An image-free, exact copy of the records below is required.

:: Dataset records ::
----------------------------------------

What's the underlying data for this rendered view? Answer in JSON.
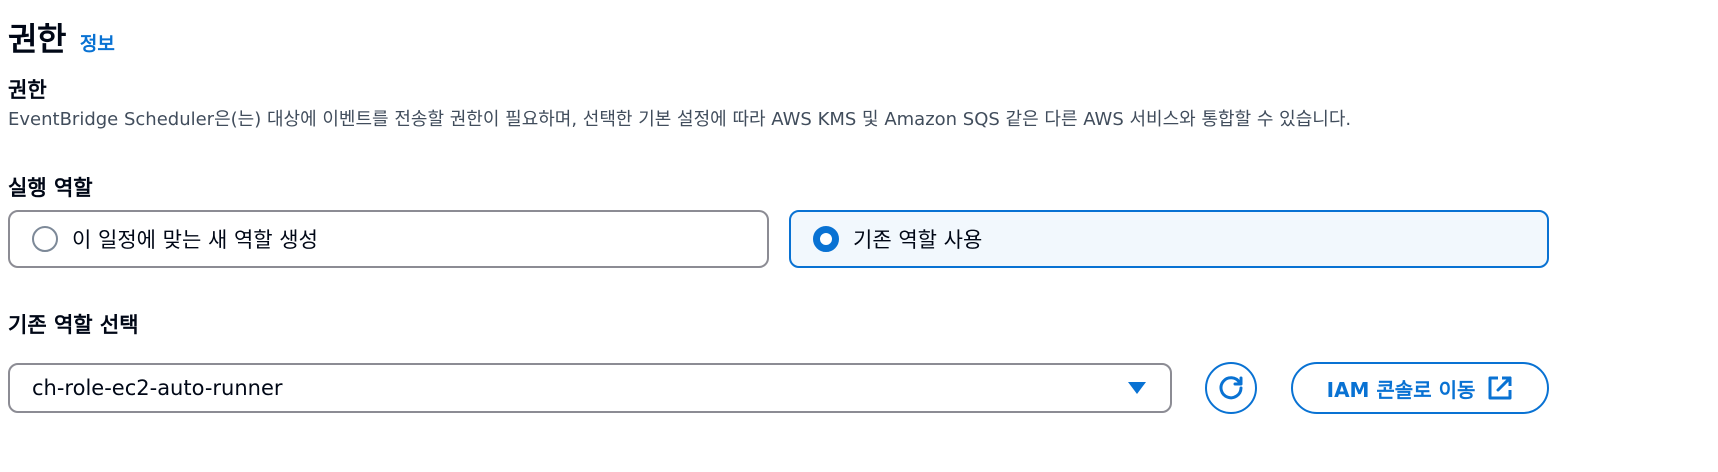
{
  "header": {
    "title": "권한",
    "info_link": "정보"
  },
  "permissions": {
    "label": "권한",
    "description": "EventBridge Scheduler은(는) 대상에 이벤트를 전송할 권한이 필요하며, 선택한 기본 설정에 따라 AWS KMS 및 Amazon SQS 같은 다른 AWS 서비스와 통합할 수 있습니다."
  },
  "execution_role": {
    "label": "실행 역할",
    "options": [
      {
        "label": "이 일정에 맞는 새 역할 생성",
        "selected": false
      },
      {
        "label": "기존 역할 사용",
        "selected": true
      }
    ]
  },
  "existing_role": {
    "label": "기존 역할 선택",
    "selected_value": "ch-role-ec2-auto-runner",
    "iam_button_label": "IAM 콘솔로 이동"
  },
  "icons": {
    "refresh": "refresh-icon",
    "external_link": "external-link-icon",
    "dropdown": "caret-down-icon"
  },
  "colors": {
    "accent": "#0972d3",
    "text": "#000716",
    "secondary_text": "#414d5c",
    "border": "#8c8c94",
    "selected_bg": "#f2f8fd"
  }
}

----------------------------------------

:: ANSWER AREA ::
What's the underlying data for this rendered view? Answer in JSON.
{
  "header": {
    "title": "권한",
    "info_link": "정보"
  },
  "permissions": {
    "label": "권한",
    "description": "EventBridge Scheduler은(는) 대상에 이벤트를 전송할 권한이 필요하며, 선택한 기본 설정에 따라 AWS KMS 및 Amazon SQS 같은 다른 AWS 서비스와 통합할 수 있습니다."
  },
  "execution_role": {
    "label": "실행 역할",
    "options": [
      {
        "label": "이 일정에 맞는 새 역할 생성",
        "selected": false
      },
      {
        "label": "기존 역할 사용",
        "selected": true
      }
    ]
  },
  "existing_role": {
    "label": "기존 역할 선택",
    "selected_value": "ch-role-ec2-auto-runner",
    "iam_button_label": "IAM 콘솔로 이동"
  },
  "icons": {
    "refresh": "refresh-icon",
    "external_link": "external-link-icon",
    "dropdown": "caret-down-icon"
  },
  "colors": {
    "accent": "#0972d3",
    "text": "#000716",
    "secondary_text": "#414d5c",
    "border": "#8c8c94",
    "selected_bg": "#f2f8fd"
  }
}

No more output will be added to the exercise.